”Wool’s sustainable and biodegradable properties provide a unique natural option for us all…We need to put nature at the heart of how we operate and to evolve our economic model, putting people and planet at the heart of global value creation.”

Wool is a protein fibre formed in the skin of sheep, and is thus one hundred percent natural, not man-made. Since the Stone Age it has been appreciated as one of the most effective forms of all-weather protection known to man, and science has not produced a fibre which matches its unique properties.

As long as there is grass to graze on, sheep will every year produce a new fleece, making wool a renewable fibre source. Woolgrowers actively work to safeguard the environment and improve efficiency, endeavouring to make the wool industry sustainable for future generations.

At the end of its useful life wool can be returned to the soil, where it decomposes releasing valuable nutrients into the ground. When a natural wool fibre is disposed of in soil, it takes a very short time to break down, whereas most synthetics are extremely slow to degrade.

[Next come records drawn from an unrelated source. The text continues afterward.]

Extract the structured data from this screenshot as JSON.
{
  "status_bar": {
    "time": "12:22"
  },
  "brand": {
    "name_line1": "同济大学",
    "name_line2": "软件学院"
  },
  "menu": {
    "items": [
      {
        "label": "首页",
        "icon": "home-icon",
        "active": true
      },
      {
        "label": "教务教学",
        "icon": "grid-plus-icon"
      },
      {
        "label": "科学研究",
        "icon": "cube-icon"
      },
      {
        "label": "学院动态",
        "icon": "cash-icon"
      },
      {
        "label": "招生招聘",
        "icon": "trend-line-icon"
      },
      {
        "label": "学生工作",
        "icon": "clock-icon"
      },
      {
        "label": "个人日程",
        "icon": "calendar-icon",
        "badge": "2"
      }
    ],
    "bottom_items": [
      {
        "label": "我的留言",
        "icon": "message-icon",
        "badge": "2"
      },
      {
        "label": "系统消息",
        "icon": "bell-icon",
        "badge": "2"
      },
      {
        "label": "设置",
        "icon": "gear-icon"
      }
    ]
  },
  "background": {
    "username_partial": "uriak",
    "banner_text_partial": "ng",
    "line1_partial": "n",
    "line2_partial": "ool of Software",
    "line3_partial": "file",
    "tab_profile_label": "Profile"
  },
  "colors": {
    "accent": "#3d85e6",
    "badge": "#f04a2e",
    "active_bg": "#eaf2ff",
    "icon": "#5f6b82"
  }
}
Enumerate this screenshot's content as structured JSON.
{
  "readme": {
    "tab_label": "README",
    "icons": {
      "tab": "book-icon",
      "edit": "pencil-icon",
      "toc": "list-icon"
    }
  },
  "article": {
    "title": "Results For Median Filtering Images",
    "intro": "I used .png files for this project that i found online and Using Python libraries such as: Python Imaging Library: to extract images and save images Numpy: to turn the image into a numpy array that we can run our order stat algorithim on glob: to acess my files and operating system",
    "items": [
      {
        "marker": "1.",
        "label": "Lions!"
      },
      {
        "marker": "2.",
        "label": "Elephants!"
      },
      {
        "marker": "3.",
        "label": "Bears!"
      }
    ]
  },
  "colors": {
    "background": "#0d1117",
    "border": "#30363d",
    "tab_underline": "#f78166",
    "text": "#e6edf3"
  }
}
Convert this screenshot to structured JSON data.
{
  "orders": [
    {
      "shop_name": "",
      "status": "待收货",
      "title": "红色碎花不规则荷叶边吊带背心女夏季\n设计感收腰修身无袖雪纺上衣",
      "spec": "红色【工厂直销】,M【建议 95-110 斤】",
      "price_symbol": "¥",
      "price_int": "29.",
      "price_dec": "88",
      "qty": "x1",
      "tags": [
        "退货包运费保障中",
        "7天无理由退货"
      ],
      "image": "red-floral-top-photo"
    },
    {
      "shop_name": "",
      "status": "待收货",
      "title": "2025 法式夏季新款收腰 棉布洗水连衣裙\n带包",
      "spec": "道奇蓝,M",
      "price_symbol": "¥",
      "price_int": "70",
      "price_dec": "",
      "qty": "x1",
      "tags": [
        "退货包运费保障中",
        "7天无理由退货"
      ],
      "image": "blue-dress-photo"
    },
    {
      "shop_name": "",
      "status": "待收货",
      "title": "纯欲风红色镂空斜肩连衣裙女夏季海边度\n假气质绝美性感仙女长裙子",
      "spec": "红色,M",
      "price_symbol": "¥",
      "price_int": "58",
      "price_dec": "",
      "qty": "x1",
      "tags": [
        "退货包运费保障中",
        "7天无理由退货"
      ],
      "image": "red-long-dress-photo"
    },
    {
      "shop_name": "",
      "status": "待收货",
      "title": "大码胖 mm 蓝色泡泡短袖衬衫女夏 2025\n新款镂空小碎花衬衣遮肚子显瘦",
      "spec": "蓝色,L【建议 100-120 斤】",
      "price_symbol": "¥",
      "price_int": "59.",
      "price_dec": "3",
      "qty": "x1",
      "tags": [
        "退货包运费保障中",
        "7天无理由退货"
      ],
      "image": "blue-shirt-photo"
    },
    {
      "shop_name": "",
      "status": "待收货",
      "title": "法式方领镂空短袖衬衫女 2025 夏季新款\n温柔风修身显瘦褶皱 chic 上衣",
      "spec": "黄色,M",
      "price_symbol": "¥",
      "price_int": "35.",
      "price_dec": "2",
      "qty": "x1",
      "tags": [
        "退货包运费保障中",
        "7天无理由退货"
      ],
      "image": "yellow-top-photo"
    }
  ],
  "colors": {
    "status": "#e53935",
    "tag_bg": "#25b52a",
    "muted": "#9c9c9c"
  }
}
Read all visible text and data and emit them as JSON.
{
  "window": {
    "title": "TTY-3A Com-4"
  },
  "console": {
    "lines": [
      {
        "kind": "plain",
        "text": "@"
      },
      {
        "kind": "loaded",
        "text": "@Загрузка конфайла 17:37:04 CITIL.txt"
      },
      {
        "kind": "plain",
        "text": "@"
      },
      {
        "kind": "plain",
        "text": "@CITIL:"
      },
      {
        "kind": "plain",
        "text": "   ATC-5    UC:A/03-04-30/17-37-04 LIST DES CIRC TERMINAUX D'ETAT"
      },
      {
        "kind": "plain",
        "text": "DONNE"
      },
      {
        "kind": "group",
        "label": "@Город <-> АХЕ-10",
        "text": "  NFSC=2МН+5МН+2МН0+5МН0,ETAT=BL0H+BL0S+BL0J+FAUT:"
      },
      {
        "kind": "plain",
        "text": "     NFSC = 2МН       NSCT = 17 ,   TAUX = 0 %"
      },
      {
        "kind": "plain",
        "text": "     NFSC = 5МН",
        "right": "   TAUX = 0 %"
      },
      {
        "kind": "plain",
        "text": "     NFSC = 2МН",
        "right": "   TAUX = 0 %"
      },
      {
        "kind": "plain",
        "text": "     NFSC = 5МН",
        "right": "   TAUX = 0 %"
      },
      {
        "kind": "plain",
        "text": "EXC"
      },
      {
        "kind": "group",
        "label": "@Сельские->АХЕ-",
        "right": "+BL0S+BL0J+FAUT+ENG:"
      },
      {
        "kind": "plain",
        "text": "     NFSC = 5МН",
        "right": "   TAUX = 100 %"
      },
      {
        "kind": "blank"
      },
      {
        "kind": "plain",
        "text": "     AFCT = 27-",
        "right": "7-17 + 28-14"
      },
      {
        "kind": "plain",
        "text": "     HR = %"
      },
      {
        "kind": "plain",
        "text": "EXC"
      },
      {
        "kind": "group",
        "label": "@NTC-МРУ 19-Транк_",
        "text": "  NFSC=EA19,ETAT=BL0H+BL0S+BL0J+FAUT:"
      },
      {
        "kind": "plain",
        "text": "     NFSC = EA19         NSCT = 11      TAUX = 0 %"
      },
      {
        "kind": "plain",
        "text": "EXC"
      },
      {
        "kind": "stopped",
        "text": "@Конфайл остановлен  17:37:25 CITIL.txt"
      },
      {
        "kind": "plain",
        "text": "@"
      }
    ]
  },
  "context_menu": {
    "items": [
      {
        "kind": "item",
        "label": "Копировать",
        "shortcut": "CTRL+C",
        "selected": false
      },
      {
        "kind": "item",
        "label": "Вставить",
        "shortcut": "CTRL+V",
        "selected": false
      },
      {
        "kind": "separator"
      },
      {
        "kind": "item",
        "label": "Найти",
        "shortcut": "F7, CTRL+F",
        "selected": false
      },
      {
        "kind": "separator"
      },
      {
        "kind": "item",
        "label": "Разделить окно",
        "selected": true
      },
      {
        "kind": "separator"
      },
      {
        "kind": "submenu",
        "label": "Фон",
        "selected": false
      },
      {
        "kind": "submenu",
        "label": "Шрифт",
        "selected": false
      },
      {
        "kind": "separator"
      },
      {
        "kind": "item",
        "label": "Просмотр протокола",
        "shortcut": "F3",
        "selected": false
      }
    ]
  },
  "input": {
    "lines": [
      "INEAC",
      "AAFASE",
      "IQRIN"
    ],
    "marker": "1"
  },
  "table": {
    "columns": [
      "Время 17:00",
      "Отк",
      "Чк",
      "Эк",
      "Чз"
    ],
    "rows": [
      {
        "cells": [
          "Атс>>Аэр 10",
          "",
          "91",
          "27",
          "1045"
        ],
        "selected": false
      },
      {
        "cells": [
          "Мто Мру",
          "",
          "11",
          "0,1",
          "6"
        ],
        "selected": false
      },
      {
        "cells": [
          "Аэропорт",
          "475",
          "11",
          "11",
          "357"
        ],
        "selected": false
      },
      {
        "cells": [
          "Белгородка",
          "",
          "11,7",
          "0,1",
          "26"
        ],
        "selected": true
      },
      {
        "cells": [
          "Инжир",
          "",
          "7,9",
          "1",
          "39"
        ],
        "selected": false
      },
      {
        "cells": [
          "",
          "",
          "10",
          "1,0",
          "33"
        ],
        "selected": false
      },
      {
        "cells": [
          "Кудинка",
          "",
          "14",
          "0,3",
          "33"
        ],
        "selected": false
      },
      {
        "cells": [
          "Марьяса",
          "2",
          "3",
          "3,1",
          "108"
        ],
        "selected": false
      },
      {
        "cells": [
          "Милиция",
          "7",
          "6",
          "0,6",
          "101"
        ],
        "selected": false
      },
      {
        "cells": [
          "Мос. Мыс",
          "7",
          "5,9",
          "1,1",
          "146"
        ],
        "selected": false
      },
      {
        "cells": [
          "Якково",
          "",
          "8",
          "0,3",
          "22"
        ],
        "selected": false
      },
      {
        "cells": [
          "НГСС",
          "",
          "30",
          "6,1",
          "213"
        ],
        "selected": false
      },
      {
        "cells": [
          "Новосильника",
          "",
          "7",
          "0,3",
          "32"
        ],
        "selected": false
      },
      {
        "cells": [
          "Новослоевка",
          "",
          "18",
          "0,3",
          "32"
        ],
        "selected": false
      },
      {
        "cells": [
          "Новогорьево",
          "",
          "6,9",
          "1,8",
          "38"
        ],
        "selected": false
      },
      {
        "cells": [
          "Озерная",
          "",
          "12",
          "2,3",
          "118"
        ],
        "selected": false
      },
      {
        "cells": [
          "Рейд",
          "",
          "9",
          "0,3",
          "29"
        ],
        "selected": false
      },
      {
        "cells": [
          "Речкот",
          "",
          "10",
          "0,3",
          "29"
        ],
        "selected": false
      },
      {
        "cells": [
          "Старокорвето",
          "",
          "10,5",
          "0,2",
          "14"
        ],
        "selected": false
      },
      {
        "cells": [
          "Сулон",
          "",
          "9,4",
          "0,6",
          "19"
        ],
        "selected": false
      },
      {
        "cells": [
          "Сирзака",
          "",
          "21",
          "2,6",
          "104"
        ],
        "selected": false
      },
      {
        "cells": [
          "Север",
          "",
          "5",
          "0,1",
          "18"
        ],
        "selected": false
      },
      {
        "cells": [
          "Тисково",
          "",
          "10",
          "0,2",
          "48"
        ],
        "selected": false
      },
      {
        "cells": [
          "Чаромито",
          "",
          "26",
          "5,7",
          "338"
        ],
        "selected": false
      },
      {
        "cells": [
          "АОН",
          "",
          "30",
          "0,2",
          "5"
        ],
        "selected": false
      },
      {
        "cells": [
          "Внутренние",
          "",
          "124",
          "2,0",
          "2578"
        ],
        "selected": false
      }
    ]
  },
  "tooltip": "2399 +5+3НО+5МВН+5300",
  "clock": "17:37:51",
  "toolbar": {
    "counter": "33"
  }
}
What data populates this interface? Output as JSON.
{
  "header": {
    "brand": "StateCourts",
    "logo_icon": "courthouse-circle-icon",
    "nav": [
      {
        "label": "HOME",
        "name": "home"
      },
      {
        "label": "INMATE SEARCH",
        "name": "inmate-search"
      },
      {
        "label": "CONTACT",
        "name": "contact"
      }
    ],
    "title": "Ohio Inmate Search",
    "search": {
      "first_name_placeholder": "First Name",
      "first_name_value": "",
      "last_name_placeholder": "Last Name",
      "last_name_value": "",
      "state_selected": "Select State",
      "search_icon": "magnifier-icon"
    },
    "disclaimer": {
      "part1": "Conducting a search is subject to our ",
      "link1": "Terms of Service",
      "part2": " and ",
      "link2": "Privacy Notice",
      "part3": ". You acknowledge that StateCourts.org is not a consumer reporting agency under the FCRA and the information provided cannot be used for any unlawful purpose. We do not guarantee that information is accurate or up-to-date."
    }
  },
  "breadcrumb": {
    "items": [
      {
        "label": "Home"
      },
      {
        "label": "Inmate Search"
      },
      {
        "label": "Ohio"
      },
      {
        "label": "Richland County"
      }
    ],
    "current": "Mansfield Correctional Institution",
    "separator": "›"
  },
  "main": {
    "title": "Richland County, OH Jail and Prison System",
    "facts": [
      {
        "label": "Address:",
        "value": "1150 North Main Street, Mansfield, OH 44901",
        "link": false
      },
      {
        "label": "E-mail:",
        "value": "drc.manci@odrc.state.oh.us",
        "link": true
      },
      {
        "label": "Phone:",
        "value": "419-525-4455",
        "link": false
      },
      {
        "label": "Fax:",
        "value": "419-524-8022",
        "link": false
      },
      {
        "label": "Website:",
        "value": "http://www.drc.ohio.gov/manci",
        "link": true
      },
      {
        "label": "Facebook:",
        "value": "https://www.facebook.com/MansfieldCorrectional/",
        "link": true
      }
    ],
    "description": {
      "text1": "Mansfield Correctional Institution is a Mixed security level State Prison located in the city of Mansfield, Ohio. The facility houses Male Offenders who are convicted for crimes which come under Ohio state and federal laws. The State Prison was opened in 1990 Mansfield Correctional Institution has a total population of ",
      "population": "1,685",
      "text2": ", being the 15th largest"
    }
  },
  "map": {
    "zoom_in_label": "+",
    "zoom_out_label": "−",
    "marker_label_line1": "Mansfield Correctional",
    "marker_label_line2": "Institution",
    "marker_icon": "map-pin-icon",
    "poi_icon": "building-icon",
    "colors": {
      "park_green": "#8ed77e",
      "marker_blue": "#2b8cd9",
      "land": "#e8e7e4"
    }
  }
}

As the humidity of the surrounding air rises and falls, the fibre absorbs and releases water vapour. Heat is generated and retained during the absorption phase, which makes wool a natural insulator. Used in the home, wool insulation helps to reduce energy costs and prevents the loss of energy to the external environment, thus reducing carbon emissions.